## WHAT THE EXERCISE ASKS
Set every record down again, exactly and completely.

[Stored items]
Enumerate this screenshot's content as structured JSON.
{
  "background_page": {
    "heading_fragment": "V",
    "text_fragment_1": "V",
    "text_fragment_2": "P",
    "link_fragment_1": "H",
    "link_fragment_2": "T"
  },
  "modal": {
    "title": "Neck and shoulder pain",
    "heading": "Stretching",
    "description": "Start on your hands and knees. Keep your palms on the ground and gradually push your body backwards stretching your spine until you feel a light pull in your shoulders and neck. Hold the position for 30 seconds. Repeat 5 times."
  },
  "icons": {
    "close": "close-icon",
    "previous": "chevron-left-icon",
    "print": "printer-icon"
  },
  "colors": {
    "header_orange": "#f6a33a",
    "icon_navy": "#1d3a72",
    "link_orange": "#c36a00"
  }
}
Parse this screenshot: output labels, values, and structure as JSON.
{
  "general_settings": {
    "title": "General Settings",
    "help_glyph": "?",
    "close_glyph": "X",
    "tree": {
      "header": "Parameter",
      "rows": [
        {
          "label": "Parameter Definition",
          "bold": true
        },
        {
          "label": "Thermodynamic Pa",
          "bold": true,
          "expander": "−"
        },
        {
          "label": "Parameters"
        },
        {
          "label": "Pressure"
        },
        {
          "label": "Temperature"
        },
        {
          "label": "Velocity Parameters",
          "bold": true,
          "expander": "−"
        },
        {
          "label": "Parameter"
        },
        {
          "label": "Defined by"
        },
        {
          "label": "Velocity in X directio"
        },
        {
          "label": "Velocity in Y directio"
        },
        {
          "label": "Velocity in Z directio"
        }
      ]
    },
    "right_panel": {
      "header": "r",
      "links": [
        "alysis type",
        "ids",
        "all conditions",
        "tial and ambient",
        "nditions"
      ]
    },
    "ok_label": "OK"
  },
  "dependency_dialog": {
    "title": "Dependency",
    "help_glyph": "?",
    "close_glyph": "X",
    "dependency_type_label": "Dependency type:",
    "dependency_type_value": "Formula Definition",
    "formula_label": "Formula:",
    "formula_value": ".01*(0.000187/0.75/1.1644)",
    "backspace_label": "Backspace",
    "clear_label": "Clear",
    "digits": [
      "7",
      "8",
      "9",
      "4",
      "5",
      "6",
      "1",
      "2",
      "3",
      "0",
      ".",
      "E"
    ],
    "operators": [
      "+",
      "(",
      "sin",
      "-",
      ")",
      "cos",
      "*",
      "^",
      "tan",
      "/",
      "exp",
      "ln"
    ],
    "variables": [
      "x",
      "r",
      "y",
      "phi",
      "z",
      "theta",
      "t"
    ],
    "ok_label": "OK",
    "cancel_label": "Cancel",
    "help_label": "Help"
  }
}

## ANSWER SECTION
Enumerate this screenshot's content as structured JSON.
{
  "background_page": {
    "heading_fragment": "V",
    "text_fragment_1": "V",
    "text_fragment_2": "P",
    "link_fragment_1": "H",
    "link_fragment_2": "T"
  },
  "modal": {
    "title": "Neck and shoulder pain",
    "heading": "Stretching",
    "description": "Start on your hands and knees. Keep your palms on the ground and gradually push your body backwards stretching your spine until you feel a light pull in your shoulders and neck. Hold the position for 30 seconds. Repeat 5 times."
  },
  "icons": {
    "close": "close-icon",
    "previous": "chevron-left-icon",
    "print": "printer-icon"
  },
  "colors": {
    "header_orange": "#f6a33a",
    "icon_navy": "#1d3a72",
    "link_orange": "#c36a00"
  }
}
Parse this screenshot: output labels, values, and structure as JSON.
{
  "general_settings": {
    "title": "General Settings",
    "help_glyph": "?",
    "close_glyph": "X",
    "tree": {
      "header": "Parameter",
      "rows": [
        {
          "label": "Parameter Definition",
          "bold": true
        },
        {
          "label": "Thermodynamic Pa",
          "bold": true,
          "expander": "−"
        },
        {
          "label": "Parameters"
        },
        {
          "label": "Pressure"
        },
        {
          "label": "Temperature"
        },
        {
          "label": "Velocity Parameters",
          "bold": true,
          "expander": "−"
        },
        {
          "label": "Parameter"
        },
        {
          "label": "Defined by"
        },
        {
          "label": "Velocity in X directio"
        },
        {
          "label": "Velocity in Y directio"
        },
        {
          "label": "Velocity in Z directio"
        }
      ]
    },
    "right_panel": {
      "header": "r",
      "links": [
        "alysis type",
        "ids",
        "all conditions",
        "tial and ambient",
        "nditions"
      ]
    },
    "ok_label": "OK"
  },
  "dependency_dialog": {
    "title": "Dependency",
    "help_glyph": "?",
    "close_glyph": "X",
    "dependency_type_label": "Dependency type:",
    "dependency_type_value": "Formula Definition",
    "formula_label": "Formula:",
    "formula_value": ".01*(0.000187/0.75/1.1644)",
    "backspace_label": "Backspace",
    "clear_label": "Clear",
    "digits": [
      "7",
      "8",
      "9",
      "4",
      "5",
      "6",
      "1",
      "2",
      "3",
      "0",
      ".",
      "E"
    ],
    "operators": [
      "+",
      "(",
      "sin",
      "-",
      ")",
      "cos",
      "*",
      "^",
      "tan",
      "/",
      "exp",
      "ln"
    ],
    "variables": [
      "x",
      "r",
      "y",
      "phi",
      "z",
      "theta",
      "t"
    ],
    "ok_label": "OK",
    "cancel_label": "Cancel",
    "help_label": "Help"
  }
}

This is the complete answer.